Berkowitz performed his first successful murder on July 29, 1976, about an hour after midnight. His victim was eighteen-year-old Donna Laurie, whom he shot in the chest. At the time of the incident, Laurie was seated in a parked car accompanied by her friend Jody Valente. Valente was shot in the thigh but survived. Roughly a month later, Berkowitz felt the need to kill again, firing several shots through the windows of a parked car. Its occupants were Carl Denaro and his girlfriend, Rosemary Keenan. Though both survived, Denaro sustained a serious gunshot wound to the head.
Over the next nine months, Berkowitz carried out an additional six attacks, mostly targeting young brunette women and most of them seated at the time in parked cars with their boyfriends. At the scene of one of the murders, Berkowitz left behind a handwritten letter, signed “Son of Sam.” It was a reference to the demon he believed resided in Sam Carr’s dog. Part of the note read: “I feel like an outsider. I am on a different wave length then [sic] everybody else — programmed too [sic] kill.”

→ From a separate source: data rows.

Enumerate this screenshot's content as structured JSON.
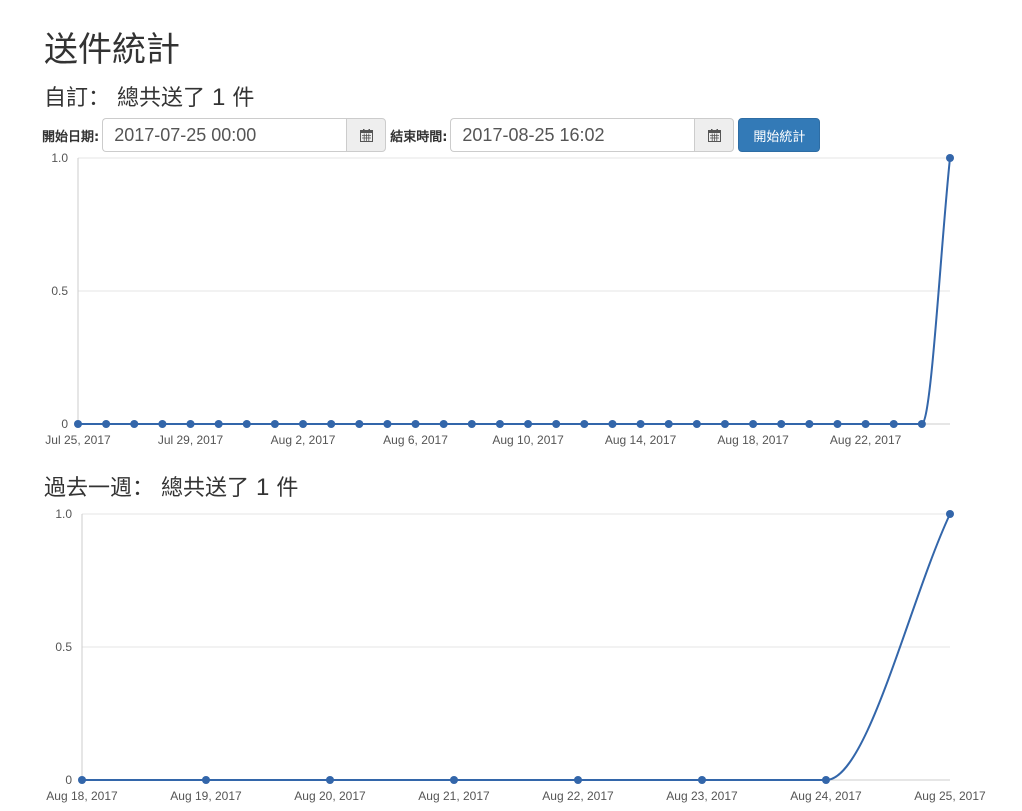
{
  "page": {
    "title": "送件統計"
  },
  "custom": {
    "heading_prefix": "自訂：",
    "heading_text": "總共送了",
    "count": "1",
    "heading_unit": "件"
  },
  "filters": {
    "start_label": "開始日期:",
    "start_value": "2017-07-25 00:00",
    "end_label": "結束時間:",
    "end_value": "2017-08-25 16:02",
    "button_label": "開始統計"
  },
  "week": {
    "heading_prefix": "過去一週：",
    "heading_text": "總共送了",
    "count": "1",
    "heading_unit": "件"
  },
  "colors": {
    "series": "#3366aa",
    "button": "#337ab7"
  },
  "chart_data": [
    {
      "type": "line",
      "x": [
        "2017-07-25",
        "2017-07-26",
        "2017-07-27",
        "2017-07-28",
        "2017-07-29",
        "2017-07-30",
        "2017-07-31",
        "2017-08-01",
        "2017-08-02",
        "2017-08-03",
        "2017-08-04",
        "2017-08-05",
        "2017-08-06",
        "2017-08-07",
        "2017-08-08",
        "2017-08-09",
        "2017-08-10",
        "2017-08-11",
        "2017-08-12",
        "2017-08-13",
        "2017-08-14",
        "2017-08-15",
        "2017-08-16",
        "2017-08-17",
        "2017-08-18",
        "2017-08-19",
        "2017-08-20",
        "2017-08-21",
        "2017-08-22",
        "2017-08-23",
        "2017-08-24",
        "2017-08-25"
      ],
      "series": [
        {
          "values": [
            0,
            0,
            0,
            0,
            0,
            0,
            0,
            0,
            0,
            0,
            0,
            0,
            0,
            0,
            0,
            0,
            0,
            0,
            0,
            0,
            0,
            0,
            0,
            0,
            0,
            0,
            0,
            0,
            0,
            0,
            0,
            1
          ]
        }
      ],
      "x_ticks": [
        "Jul 25, 2017",
        "Jul 29, 2017",
        "Aug 2, 2017",
        "Aug 6, 2017",
        "Aug 10, 2017",
        "Aug 14, 2017",
        "Aug 18, 2017",
        "Aug 22, 2017"
      ],
      "x_tick_index": [
        0,
        4,
        8,
        12,
        16,
        20,
        24,
        28
      ],
      "y_ticks": [
        "0",
        "0.5",
        "1.0"
      ],
      "ylim": [
        0,
        1
      ],
      "grid": true
    },
    {
      "type": "line",
      "x": [
        "2017-08-18",
        "2017-08-19",
        "2017-08-20",
        "2017-08-21",
        "2017-08-22",
        "2017-08-23",
        "2017-08-24",
        "2017-08-25"
      ],
      "series": [
        {
          "values": [
            0,
            0,
            0,
            0,
            0,
            0,
            0,
            1
          ]
        }
      ],
      "x_ticks": [
        "Aug 18, 2017",
        "Aug 19, 2017",
        "Aug 20, 2017",
        "Aug 21, 2017",
        "Aug 22, 2017",
        "Aug 23, 2017",
        "Aug 24, 2017",
        "Aug 25, 2017"
      ],
      "x_tick_index": [
        0,
        1,
        2,
        3,
        4,
        5,
        6,
        7
      ],
      "y_ticks": [
        "0",
        "0.5",
        "1.0"
      ],
      "ylim": [
        0,
        1
      ],
      "grid": true
    }
  ]
}
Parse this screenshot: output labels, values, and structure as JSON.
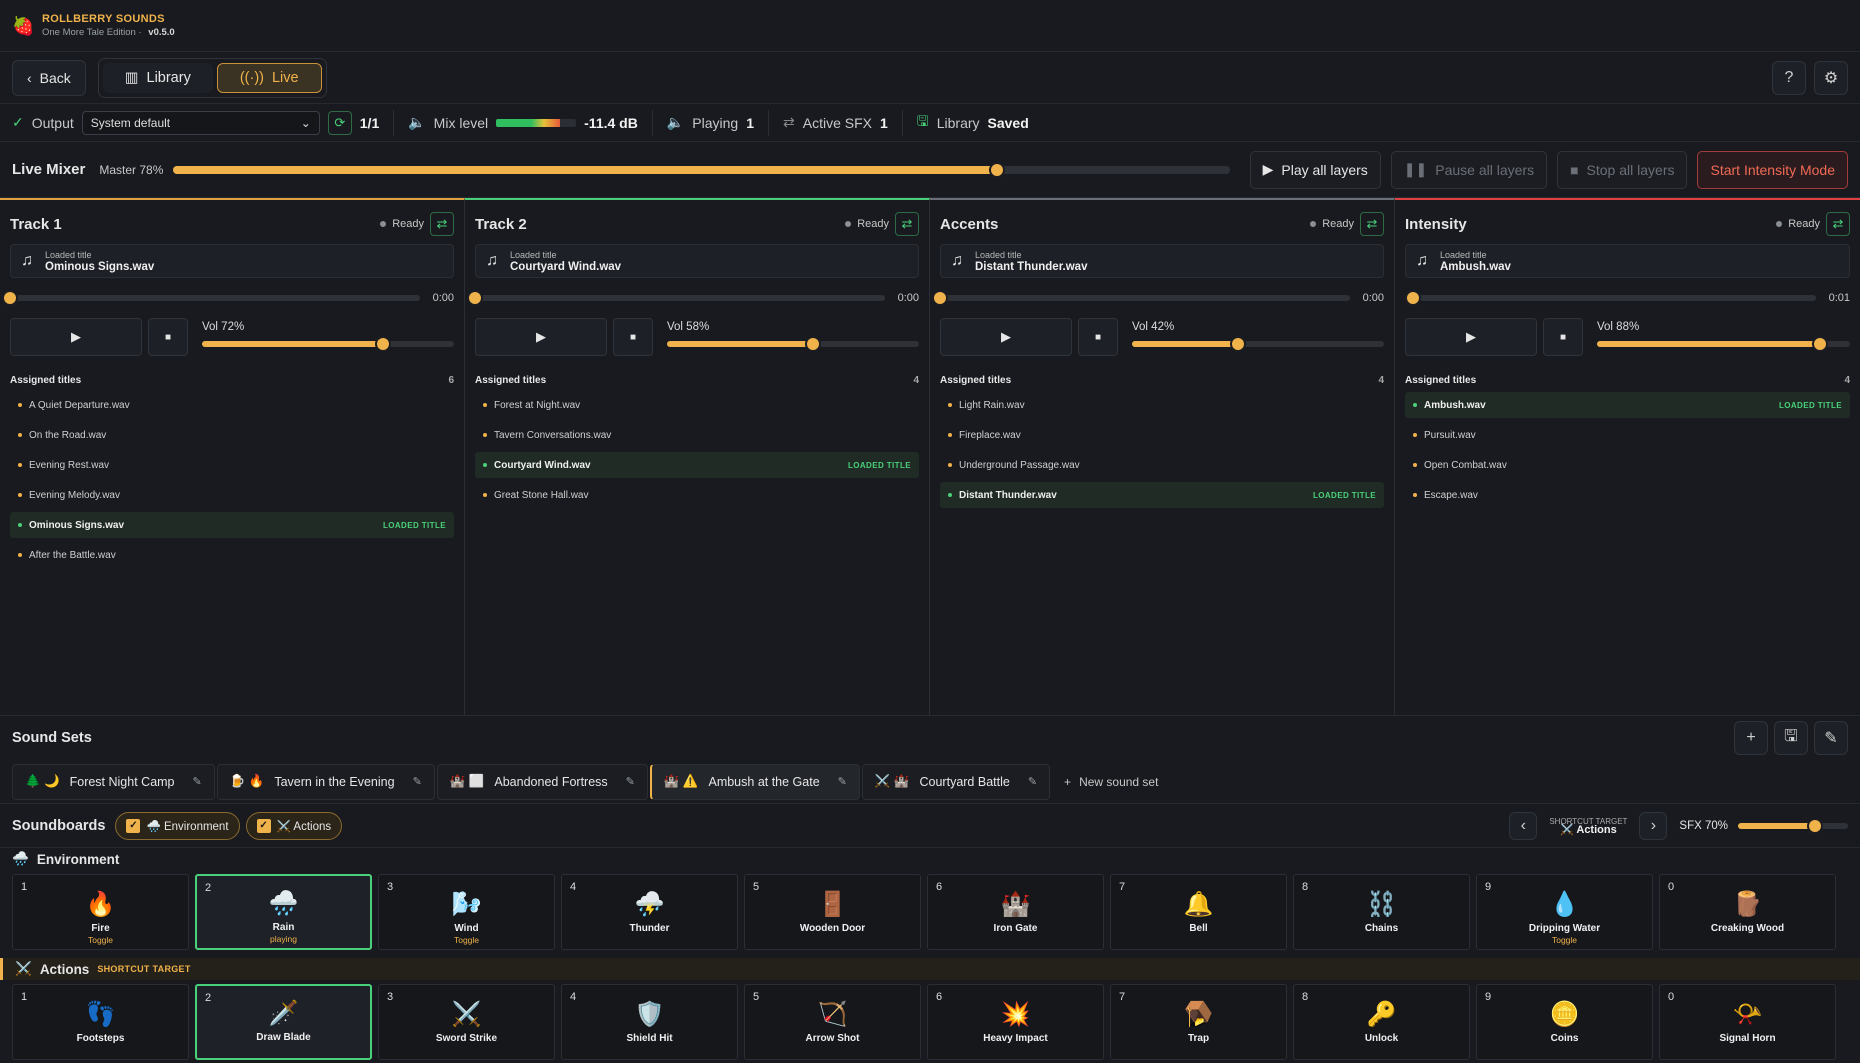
{
  "brand": {
    "name": "ROLLBERRY SOUNDS",
    "edition": "One More Tale Edition",
    "version": "v0.5.0",
    "sep": "·"
  },
  "nav": {
    "back": "Back",
    "library": "Library",
    "live": "Live"
  },
  "status": {
    "output_label": "Output",
    "output_value": "System default",
    "count": "1/1",
    "mix_label": "Mix level",
    "mix_db": "-11.4 dB",
    "mix_level": 0.8,
    "playing_label": "Playing",
    "playing_value": "1",
    "sfx_label": "Active SFX",
    "sfx_value": "1",
    "lib_label": "Library",
    "lib_value": "Saved"
  },
  "mixer": {
    "title": "Live Mixer",
    "master": "Master 78%",
    "master_value": 0.78,
    "play_all": "Play all layers",
    "pause_all": "Pause all layers",
    "stop_all": "Stop all layers",
    "intensity": "Start Intensity Mode"
  },
  "tracks": [
    {
      "name": "Track 1",
      "state": "Ready",
      "accent": "#e0a040",
      "loaded_label": "Loaded title",
      "loaded": "Ominous Signs.wav",
      "time": "0:00",
      "pos": 0.0,
      "vol_label": "Vol 72%",
      "vol": 0.72,
      "assigned_label": "Assigned titles",
      "count": "6",
      "items": [
        "A Quiet Departure.wav",
        "On the Road.wav",
        "Evening Rest.wav",
        "Evening Melody.wav",
        "Ominous Signs.wav",
        "After the Battle.wav"
      ],
      "active": 4
    },
    {
      "name": "Track 2",
      "state": "Ready",
      "accent": "#4ad07a",
      "loaded_label": "Loaded title",
      "loaded": "Courtyard Wind.wav",
      "time": "0:00",
      "pos": 0.0,
      "vol_label": "Vol 58%",
      "vol": 0.58,
      "assigned_label": "Assigned titles",
      "count": "4",
      "items": [
        "Forest at Night.wav",
        "Tavern Conversations.wav",
        "Courtyard Wind.wav",
        "Great Stone Hall.wav"
      ],
      "active": 2
    },
    {
      "name": "Accents",
      "state": "Ready",
      "accent": "#6a6e76",
      "loaded_label": "Loaded title",
      "loaded": "Distant Thunder.wav",
      "time": "0:00",
      "pos": 0.0,
      "vol_label": "Vol 42%",
      "vol": 0.42,
      "assigned_label": "Assigned titles",
      "count": "4",
      "items": [
        "Light Rain.wav",
        "Fireplace.wav",
        "Underground Passage.wav",
        "Distant Thunder.wav"
      ],
      "active": 3
    },
    {
      "name": "Intensity",
      "state": "Ready",
      "accent": "#e04040",
      "loaded_label": "Loaded title",
      "loaded": "Ambush.wav",
      "time": "0:01",
      "pos": 0.02,
      "vol_label": "Vol 88%",
      "vol": 0.88,
      "assigned_label": "Assigned titles",
      "count": "4",
      "items": [
        "Ambush.wav",
        "Pursuit.wav",
        "Open Combat.wav",
        "Escape.wav"
      ],
      "active": 0
    }
  ],
  "loaded_tag": "LOADED TITLE",
  "soundsets": {
    "title": "Sound Sets",
    "new": "New sound set",
    "items": [
      {
        "icons": "🌲 🌙",
        "name": "Forest Night Camp"
      },
      {
        "icons": "🍺 🔥",
        "name": "Tavern in the Evening"
      },
      {
        "icons": "🏰 ⬜",
        "name": "Abandoned Fortress"
      },
      {
        "icons": "🏰 ⚠️",
        "name": "Ambush at the Gate"
      },
      {
        "icons": "⚔️ 🏰",
        "name": "Courtyard Battle"
      }
    ],
    "active": 3
  },
  "soundboards": {
    "title": "Soundboards",
    "chip_env": "🌧️ Environment",
    "chip_act": "⚔️ Actions",
    "target_label": "SHORTCUT TARGET",
    "target_value": "⚔️ Actions",
    "sfx": "SFX 70%",
    "sfx_value": 0.7
  },
  "environment": {
    "title": "Environment",
    "icon": "🌧️",
    "pads": [
      {
        "key": "1",
        "icon": "🔥",
        "name": "Fire",
        "sub": "Toggle"
      },
      {
        "key": "2",
        "icon": "🌧️",
        "name": "Rain",
        "sub": "playing"
      },
      {
        "key": "3",
        "icon": "🌬️",
        "name": "Wind",
        "sub": "Toggle"
      },
      {
        "key": "4",
        "icon": "⛈️",
        "name": "Thunder",
        "sub": ""
      },
      {
        "key": "5",
        "icon": "🚪",
        "name": "Wooden Door",
        "sub": ""
      },
      {
        "key": "6",
        "icon": "🏰",
        "name": "Iron Gate",
        "sub": ""
      },
      {
        "key": "7",
        "icon": "🔔",
        "name": "Bell",
        "sub": ""
      },
      {
        "key": "8",
        "icon": "⛓️",
        "name": "Chains",
        "sub": ""
      },
      {
        "key": "9",
        "icon": "💧",
        "name": "Dripping Water",
        "sub": "Toggle"
      },
      {
        "key": "0",
        "icon": "🪵",
        "name": "Creaking Wood",
        "sub": ""
      }
    ],
    "active": 1
  },
  "actions": {
    "title": "Actions",
    "icon": "⚔️",
    "tag": "SHORTCUT TARGET",
    "pads": [
      {
        "key": "1",
        "icon": "👣",
        "name": "Footsteps",
        "sub": ""
      },
      {
        "key": "2",
        "icon": "🗡️",
        "name": "Draw Blade",
        "sub": ""
      },
      {
        "key": "3",
        "icon": "⚔️",
        "name": "Sword Strike",
        "sub": ""
      },
      {
        "key": "4",
        "icon": "🛡️",
        "name": "Shield Hit",
        "sub": ""
      },
      {
        "key": "5",
        "icon": "🏹",
        "name": "Arrow Shot",
        "sub": ""
      },
      {
        "key": "6",
        "icon": "💥",
        "name": "Heavy Impact",
        "sub": ""
      },
      {
        "key": "7",
        "icon": "🪤",
        "name": "Trap",
        "sub": ""
      },
      {
        "key": "8",
        "icon": "🔑",
        "name": "Unlock",
        "sub": ""
      },
      {
        "key": "9",
        "icon": "🪙",
        "name": "Coins",
        "sub": ""
      },
      {
        "key": "0",
        "icon": "📯",
        "name": "Signal Horn",
        "sub": ""
      }
    ],
    "active": 1
  }
}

Berkowitz was arrested on August 10, 1977, after someone reported him loitering near the scene of his last shooting. After pleading guilty to his crimes, which included the death of six people, he was sentence to 365 years in prison.
He is currently housed in a New York State maximum security prison and, since being “born again” in 1987, is a very devout Christian. He has a good prison record and no intention of seeking parole, stating in 2002: “I believe I deserve to be in prison for the rest of my life. . . . I have accepted my punishment.” Berkowitz cited his resentment toward women, his mother especially, as one of the reasons that led him to kill, adding he found the acts to be sexually arousing.
There is a very bizarre twist to the story. Berkowitz claims to have conducted the crimes not alone, but in participation with members of a violent satanic cult. Apparently the cult consisted of some two dozen core members in New York with ties across the United States and was involved in illegal activities, including drug smuggling and child pornography. A letter of his published in the New York Post, dated September 19, 1977, ominously states: “There are other Sons out there, God help the world.”
Berkowitz’s satanic cult claims are difficult to dismiss. He has stated he cannot reveal everything he knows about the cult because doing so could jeopardize the safety of his family members. As for his own safety, an attempt was made on his life in 1979 when a fellow inmate (whom he refused to identify) attacked him with a knife. The wound required a total of fifty-two stitches. It was around this time when Berkowitz named John Carr and John Carr’s brother, Michael, as fellow cult members, along with their father, the aforementioned Sam Carr. Both John and Michael Carr died under extremely suspicious circumstances: John died in February 1978, from a rifle shot to the face (an apparent suicide), and Michael died in October1979, as a result of an apparent drunk-driving accident, despite his clinical aversion to alcohol.
Even if Berkowitz did act alone and the cult part of his story was a fabrication, there remains an occult motivation to the killings. Berkowitz had a deep and obsessive interest in magic and the occult. At the time of his arrest, police searched his apartment to find its walls covered in “satanic graffiti.” And here’s where the lunar element creeps into the story: of the eight attacks Berkowitz committed, five of them occurred on a night when the Moon was either new or full. Some would call this merely a coincidence. Others would say Berkowitz acted, to some extent, under the Moon’s maleficent influence; it triggered his violent tendencies. Others — myself included — would say Berkowitz performed the killings in a ritualistic fashion, whereby he choose to murder on nights when the Moon was new or full because of the occult and magical significance of those occasions.